• **TASK DETAILS**:
Gather each line containing the string "your" from these entries.

Interface dataset entries
┌──

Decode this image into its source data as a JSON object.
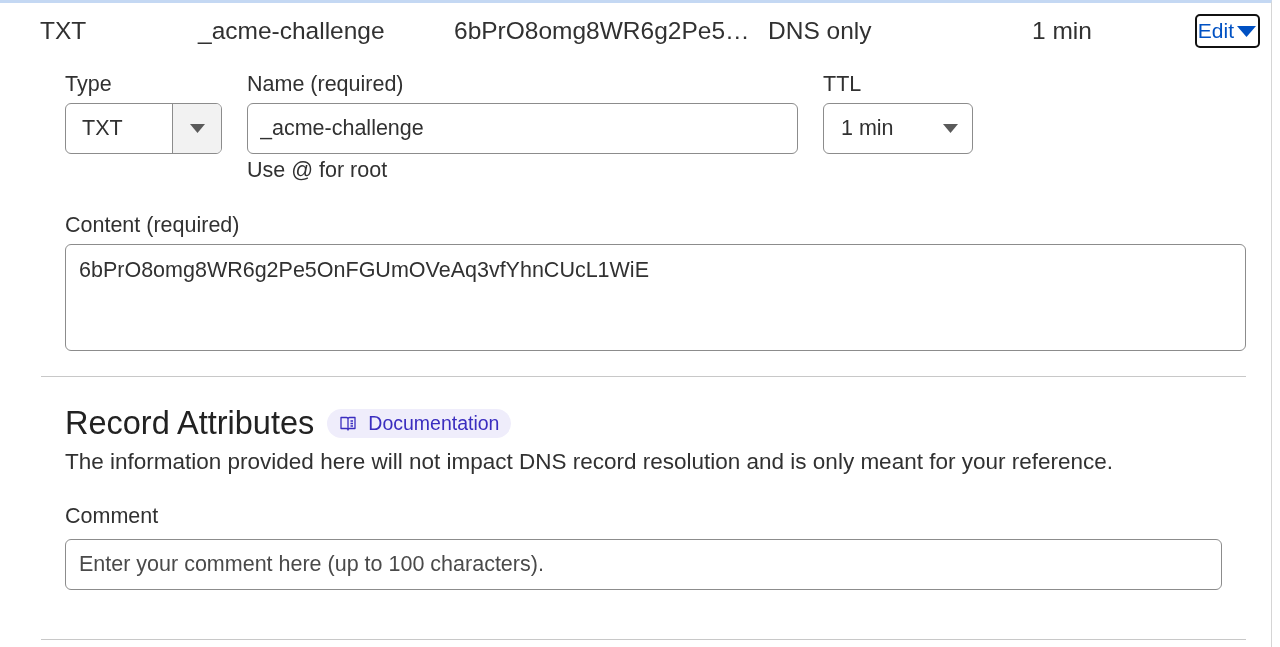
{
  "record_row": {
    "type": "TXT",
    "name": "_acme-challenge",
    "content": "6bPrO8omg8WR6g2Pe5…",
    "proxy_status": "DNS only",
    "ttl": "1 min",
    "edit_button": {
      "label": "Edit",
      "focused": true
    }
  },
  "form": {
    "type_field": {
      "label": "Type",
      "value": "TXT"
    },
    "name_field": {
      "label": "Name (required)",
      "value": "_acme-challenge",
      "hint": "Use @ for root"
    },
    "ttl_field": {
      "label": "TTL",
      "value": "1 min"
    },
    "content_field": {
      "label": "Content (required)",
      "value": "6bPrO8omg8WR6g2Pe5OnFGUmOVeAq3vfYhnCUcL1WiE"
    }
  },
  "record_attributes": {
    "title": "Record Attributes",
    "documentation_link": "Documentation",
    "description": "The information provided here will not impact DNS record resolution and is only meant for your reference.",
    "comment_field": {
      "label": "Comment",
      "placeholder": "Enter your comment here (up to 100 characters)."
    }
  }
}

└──

• **EXERCISE OUTPUT**:
    "description": "The information provided here will not impact DNS record resolution and is only meant for your reference.",
      "placeholder": "Enter your comment here (up to 100 characters)."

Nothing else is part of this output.